(What you should do):
Keep the text of the data exactly as it is and omit each picture from the copy.

(Provided information):
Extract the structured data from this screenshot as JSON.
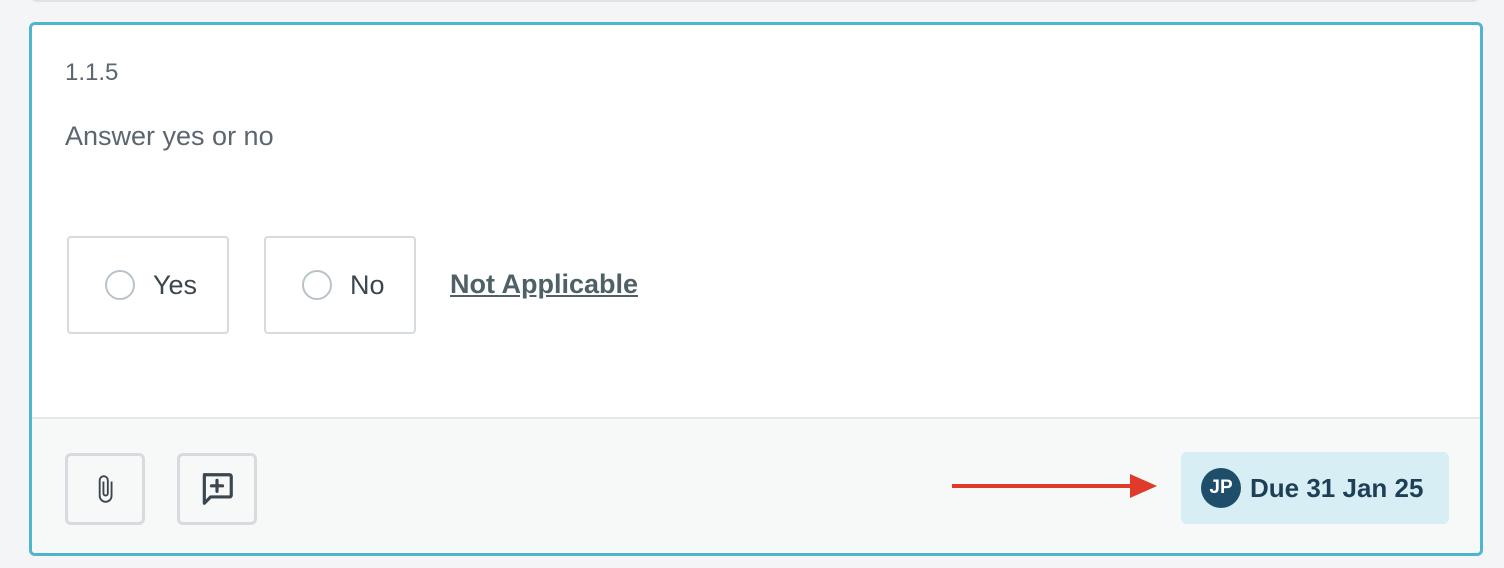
{
  "question": {
    "number": "1.1.5",
    "text": "Answer yes or no"
  },
  "options": {
    "yes_label": "Yes",
    "no_label": "No",
    "not_applicable_label": "Not Applicable"
  },
  "footer": {
    "attach_icon": "paperclip-icon",
    "comment_icon": "add-comment-icon",
    "assignee_initials": "JP",
    "due_label": "Due 31 Jan 25"
  },
  "colors": {
    "card_border": "#4fb5cf",
    "badge_background": "#d6eef4",
    "avatar_background": "#1f4e6b",
    "arrow": "#e03a2a"
  }
}
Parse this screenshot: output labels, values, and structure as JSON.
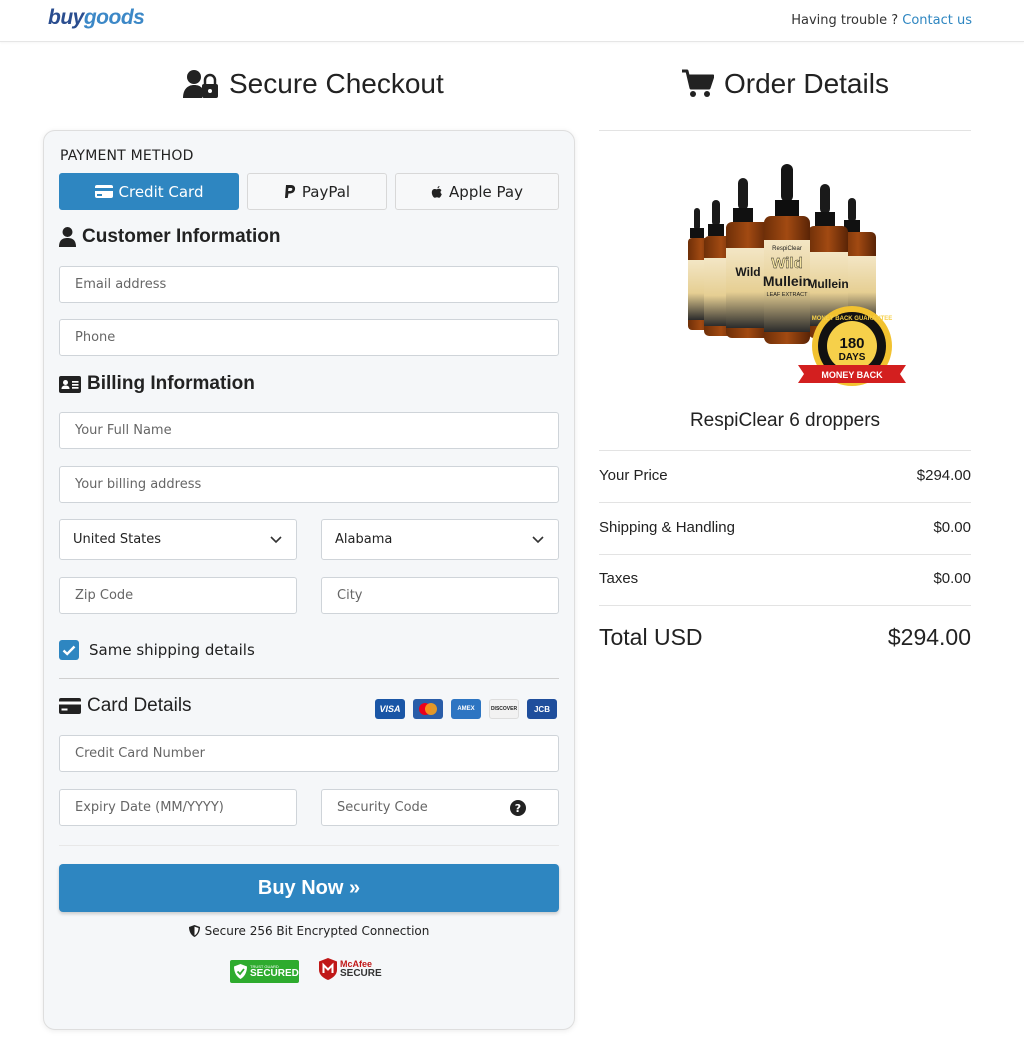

(Output of the exercise):
Extract the structured data from this screenshot as JSON.
{
  "question": {
    "number": "1.1.5",
    "text": "Answer yes or no"
  },
  "options": {
    "yes_label": "Yes",
    "no_label": "No",
    "not_applicable_label": "Not Applicable"
  },
  "footer": {
    "attach_icon": "paperclip-icon",
    "comment_icon": "add-comment-icon",
    "assignee_initials": "JP",
    "due_label": "Due 31 Jan 25"
  },
  "colors": {
    "card_border": "#4fb5cf",
    "badge_background": "#d6eef4",
    "avatar_background": "#1f4e6b",
    "arrow": "#e03a2a"
  }
}
Parse this screenshot: output labels, values, and structure as JSON.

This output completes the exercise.